As a spiritual director, I have the sacred opportunity to listen to people as they share what is on their hearts.
The last two people I’ve directed have had a major change of employment which resulted in collateral damage.
The damage came in the loss of a community in which they served, loss of trust in leadership, and a loss of joy. It was a lot!
But they didn’t know what the loss meant. They couldn’t see it. They only saw the need to get over it and move on from their heavy hearts and feelings of hurt and sadness.
I pointed out to them that they were going through grief. You could almost see the light bulb go off over their head. The thought of grief never occurred to them.
Our Western Culture Doesn’t Talk Much About Grief
When we hear the word grief, it’s usually associated with the death of a loved one.
Our western culture doesn’t talk about grief or death. Like the two people I spoke with, they have adopted our culture’s mantra to “just get over it,” whatever “it” is.
The amount of time companies give for bereavement in the death of a loved one is 3-5 days off. The absurdity of that is that it can take months, years, or decades for someone to get over the death of a loved one (sometimes never) depending on how significant a factor they played in their life.
Grieving Comes In Many Surprising Forms
But there are many losses that we suffer in our lives where we grieve:
- Children going off to college (there is a paradox of joy and sadness)
- Caring for aging parents (there is a loss of our own independence and accepting that they aren’t going to live forever – uh, can you say denial? Even the death of Queen Elizabeth at 96 took Brits by surprise)
- A health diagnosis of your own or a loved one when life drastically changes
- A job change or move
- The state of our economy with rising prices and uncertainty – grieving the loss of what used to be
- The loss of a loved one, pet, or friendship
If you look up the stages of grief, there are several listed. But the main ones are shock, denial, anger, bargaining, depression, and acceptance.
I realized during the COVID lockdowns that what we were going through was grief. We suffered so many losses at once! Two and a half years later, have we gotten over its effects?
Allow Yourself to Go Through Your Feelings of Grief
For decades, I never allowed myself to feel my feelings. I stuffed them down. But as someone told me, if you don’t deal with your feelings, they will deal with you.

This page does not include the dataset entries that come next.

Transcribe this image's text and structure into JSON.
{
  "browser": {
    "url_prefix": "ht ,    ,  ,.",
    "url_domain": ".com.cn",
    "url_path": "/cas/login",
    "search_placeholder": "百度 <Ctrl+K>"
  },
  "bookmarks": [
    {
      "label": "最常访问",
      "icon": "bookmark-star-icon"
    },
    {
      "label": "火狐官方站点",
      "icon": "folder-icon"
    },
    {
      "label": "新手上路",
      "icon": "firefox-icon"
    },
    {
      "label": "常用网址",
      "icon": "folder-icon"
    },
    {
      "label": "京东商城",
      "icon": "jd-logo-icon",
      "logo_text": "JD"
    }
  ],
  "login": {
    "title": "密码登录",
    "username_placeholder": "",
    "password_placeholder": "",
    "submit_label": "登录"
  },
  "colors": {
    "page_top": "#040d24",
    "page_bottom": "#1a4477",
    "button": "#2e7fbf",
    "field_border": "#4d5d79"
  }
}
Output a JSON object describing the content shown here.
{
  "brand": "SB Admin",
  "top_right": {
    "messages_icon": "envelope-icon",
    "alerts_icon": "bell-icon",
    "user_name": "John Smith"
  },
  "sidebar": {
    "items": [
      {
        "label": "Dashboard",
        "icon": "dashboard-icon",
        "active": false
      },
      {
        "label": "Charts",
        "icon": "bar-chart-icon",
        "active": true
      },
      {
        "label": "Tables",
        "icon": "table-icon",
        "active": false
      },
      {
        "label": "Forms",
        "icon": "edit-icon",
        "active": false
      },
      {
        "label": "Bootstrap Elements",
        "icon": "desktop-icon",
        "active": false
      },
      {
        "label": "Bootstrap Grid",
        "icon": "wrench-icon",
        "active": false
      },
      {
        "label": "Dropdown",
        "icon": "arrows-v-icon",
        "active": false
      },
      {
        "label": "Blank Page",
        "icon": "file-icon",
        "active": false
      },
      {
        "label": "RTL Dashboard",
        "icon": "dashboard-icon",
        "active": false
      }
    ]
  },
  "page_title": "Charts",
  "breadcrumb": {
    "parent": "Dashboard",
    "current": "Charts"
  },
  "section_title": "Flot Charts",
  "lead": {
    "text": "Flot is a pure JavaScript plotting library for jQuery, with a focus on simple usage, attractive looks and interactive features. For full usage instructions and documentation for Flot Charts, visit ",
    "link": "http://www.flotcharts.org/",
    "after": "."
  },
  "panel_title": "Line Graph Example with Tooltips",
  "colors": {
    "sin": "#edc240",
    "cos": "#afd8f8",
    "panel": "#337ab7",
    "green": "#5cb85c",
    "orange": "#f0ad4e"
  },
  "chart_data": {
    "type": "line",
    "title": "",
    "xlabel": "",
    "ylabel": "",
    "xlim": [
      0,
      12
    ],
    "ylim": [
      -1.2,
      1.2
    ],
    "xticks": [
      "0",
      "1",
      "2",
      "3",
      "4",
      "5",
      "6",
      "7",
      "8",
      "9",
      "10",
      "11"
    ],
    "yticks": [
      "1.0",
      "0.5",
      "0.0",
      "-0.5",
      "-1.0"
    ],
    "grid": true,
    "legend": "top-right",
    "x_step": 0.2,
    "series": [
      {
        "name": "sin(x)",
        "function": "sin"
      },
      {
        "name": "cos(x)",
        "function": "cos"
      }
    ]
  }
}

Building up walls of self-protection and stuffing down feelings will not only make you sick but will block joy.
If you are feeling sad, hurt, angry, or have a heavy heart, you might be grieving a loss.
To transform that pain, you must feel it and go through it. Only then can you come through the other side where peace and joy are waiting.
Journaling Is a Beautiful Way to Go Through the Grieving Process
A beautiful and effective way to transform that pain is through journaling. Through the decades, journaling has been a transformative practice for me. That’s why I’m so passionate about teaching this practice to others.
I teach my journal class live throughout the year. There’s also a pre-recorded option of the class. Both offer two bonus live class reunions to meet and connect with others on their journaling journey.
If you feel God nudging you to learn more about this spiritual practice and to implement it, here’s the link to the live journal class (if the dates have passed, contact me for upcoming dates). Here’s the link to the on-demand recorded class.
If you find yourself just wanting to get over it, whatever it is, and if you tell yourself to let it go, realize that you are probably grieving some kind of loss.
Know that God is with you through your sadness. Psalm 34:18 says: The Lord is close to the brokenhearted and saves those who are crushed in spirit.
Give yourself lots of grace.
Recognize that you may be grieving. It’s only then that you can go through your grief in order to let go of the hurt and sadness.
I have a free meditation and prayer called Letting Go that may help your through this process.